RECORDS PROVIDED>
━━━━━━━━━━━━━━━━━━━━━━━━━━━━━━

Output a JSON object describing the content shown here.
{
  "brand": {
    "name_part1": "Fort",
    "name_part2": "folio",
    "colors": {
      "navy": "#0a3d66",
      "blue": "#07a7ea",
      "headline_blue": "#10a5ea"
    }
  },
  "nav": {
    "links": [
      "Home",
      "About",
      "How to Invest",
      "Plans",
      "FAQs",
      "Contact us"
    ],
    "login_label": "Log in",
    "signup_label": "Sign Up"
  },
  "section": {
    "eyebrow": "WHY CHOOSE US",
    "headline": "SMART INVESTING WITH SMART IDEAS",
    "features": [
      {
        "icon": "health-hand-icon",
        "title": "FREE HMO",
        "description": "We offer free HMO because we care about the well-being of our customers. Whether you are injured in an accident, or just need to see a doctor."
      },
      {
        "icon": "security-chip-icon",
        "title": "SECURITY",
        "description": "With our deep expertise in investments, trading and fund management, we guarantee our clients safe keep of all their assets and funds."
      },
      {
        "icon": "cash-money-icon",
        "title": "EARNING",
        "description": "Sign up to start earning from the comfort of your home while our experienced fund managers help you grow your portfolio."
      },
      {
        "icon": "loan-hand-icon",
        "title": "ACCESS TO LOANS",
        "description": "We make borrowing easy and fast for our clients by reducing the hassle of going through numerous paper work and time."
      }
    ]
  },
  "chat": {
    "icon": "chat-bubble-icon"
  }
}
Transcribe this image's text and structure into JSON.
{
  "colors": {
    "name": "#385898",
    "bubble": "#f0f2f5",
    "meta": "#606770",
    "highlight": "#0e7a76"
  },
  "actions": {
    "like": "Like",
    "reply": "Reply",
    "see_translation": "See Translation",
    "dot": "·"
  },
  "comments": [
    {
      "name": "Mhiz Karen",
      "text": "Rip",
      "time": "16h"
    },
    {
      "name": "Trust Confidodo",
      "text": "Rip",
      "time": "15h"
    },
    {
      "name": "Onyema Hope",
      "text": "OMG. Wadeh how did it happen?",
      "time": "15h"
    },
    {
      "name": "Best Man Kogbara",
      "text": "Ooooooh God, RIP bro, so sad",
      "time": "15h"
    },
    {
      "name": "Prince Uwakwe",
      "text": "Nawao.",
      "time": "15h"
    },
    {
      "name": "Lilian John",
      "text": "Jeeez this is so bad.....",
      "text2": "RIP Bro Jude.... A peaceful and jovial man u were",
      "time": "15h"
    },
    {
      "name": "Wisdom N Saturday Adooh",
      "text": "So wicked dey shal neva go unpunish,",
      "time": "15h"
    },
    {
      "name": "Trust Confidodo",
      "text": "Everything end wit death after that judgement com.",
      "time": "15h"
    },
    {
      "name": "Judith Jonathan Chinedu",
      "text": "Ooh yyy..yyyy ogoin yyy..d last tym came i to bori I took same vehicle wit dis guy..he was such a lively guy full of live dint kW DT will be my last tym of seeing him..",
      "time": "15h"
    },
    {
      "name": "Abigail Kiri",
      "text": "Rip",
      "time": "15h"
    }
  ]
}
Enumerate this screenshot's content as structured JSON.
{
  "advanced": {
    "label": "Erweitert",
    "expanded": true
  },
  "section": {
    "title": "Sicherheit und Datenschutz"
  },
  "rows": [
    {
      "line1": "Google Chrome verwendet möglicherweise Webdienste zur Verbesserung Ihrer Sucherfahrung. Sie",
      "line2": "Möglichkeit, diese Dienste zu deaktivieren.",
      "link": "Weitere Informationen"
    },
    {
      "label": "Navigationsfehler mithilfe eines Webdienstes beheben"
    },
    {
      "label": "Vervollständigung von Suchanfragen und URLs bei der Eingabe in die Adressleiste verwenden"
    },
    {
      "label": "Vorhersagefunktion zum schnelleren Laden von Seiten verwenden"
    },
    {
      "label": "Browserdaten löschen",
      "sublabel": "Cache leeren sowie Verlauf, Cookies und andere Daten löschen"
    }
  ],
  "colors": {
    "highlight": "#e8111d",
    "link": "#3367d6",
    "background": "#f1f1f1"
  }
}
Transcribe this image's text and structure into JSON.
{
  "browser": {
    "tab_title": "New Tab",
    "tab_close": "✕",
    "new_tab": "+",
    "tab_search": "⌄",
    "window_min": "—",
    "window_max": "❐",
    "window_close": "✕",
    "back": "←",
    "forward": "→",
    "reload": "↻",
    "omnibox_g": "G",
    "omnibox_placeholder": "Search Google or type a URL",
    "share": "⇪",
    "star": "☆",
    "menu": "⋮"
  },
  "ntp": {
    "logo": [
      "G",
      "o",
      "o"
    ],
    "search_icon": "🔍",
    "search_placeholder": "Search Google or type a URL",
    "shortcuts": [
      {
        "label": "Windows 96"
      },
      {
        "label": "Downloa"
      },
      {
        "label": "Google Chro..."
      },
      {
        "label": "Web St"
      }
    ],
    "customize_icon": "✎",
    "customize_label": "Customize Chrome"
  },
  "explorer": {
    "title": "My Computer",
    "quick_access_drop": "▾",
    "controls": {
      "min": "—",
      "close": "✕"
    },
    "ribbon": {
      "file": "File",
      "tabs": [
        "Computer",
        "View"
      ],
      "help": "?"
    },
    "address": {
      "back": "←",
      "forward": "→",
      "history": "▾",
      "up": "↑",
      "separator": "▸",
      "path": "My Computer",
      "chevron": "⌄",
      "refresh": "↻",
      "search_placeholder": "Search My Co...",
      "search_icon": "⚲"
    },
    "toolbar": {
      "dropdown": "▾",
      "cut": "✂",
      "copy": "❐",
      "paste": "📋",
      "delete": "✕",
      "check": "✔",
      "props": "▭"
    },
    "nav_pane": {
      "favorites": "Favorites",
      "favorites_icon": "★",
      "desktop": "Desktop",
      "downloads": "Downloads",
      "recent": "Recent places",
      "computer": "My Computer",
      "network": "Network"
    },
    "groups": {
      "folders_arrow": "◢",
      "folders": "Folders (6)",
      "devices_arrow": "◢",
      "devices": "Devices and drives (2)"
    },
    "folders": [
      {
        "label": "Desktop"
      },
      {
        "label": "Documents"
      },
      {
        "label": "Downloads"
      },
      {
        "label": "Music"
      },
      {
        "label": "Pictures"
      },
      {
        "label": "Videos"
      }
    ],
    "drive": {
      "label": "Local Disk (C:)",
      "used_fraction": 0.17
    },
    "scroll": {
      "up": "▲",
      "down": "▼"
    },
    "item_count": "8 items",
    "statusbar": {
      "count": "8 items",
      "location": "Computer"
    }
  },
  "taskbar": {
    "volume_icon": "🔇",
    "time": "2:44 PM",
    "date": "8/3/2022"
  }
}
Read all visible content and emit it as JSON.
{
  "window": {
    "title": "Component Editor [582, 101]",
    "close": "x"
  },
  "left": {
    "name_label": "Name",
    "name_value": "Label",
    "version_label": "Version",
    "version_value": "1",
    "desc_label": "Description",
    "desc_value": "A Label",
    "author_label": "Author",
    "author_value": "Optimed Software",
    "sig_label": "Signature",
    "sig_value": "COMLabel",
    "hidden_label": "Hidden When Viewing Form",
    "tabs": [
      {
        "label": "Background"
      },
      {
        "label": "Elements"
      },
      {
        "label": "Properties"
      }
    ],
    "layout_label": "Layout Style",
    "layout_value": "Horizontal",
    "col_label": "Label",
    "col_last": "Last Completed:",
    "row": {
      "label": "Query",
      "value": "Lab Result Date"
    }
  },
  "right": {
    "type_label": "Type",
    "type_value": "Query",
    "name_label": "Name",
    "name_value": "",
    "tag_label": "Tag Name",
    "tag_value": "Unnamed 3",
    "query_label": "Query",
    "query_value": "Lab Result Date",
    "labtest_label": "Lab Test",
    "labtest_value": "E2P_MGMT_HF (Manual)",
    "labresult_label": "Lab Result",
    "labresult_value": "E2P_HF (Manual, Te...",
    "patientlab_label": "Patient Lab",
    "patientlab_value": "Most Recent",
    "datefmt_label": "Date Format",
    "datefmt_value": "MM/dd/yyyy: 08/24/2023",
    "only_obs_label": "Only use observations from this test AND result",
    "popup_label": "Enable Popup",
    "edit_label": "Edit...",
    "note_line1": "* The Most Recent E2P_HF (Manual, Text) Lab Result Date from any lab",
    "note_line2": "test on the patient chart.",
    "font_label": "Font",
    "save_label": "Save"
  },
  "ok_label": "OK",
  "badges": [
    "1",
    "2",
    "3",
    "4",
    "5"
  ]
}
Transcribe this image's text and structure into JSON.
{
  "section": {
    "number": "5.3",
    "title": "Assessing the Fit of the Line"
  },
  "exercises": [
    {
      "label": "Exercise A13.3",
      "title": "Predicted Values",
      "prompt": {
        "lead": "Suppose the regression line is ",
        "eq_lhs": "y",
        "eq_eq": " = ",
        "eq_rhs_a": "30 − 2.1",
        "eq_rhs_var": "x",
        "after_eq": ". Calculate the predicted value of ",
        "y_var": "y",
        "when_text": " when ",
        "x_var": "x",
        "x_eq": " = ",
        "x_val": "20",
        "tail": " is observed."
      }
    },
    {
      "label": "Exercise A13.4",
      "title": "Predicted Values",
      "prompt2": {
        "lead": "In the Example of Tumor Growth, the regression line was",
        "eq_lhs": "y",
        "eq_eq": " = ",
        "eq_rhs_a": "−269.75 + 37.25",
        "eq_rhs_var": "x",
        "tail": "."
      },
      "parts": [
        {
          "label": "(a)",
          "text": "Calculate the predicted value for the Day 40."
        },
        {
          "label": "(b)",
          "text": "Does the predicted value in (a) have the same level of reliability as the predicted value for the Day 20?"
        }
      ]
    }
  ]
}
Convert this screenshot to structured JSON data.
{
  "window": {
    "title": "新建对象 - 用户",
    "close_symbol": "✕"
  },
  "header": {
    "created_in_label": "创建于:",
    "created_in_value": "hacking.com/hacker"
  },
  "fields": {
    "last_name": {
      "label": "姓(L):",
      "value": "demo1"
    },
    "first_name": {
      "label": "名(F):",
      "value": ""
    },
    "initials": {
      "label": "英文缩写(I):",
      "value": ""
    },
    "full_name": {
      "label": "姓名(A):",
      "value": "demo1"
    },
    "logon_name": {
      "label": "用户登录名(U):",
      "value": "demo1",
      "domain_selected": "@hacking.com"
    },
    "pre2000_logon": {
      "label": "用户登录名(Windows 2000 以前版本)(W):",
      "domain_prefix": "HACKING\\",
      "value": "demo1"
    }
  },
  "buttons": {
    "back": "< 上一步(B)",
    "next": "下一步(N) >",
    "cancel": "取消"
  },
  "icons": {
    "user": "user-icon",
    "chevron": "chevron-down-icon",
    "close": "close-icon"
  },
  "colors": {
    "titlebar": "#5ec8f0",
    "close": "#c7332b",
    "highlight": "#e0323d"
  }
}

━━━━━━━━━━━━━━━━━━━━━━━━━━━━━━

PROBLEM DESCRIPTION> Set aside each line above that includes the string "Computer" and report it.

WORKED SOLUTION>
    "title": "My Computer",
        "Computer",
      "path": "My Computer",
      "computer": "My Computer",
      "location": "Computer"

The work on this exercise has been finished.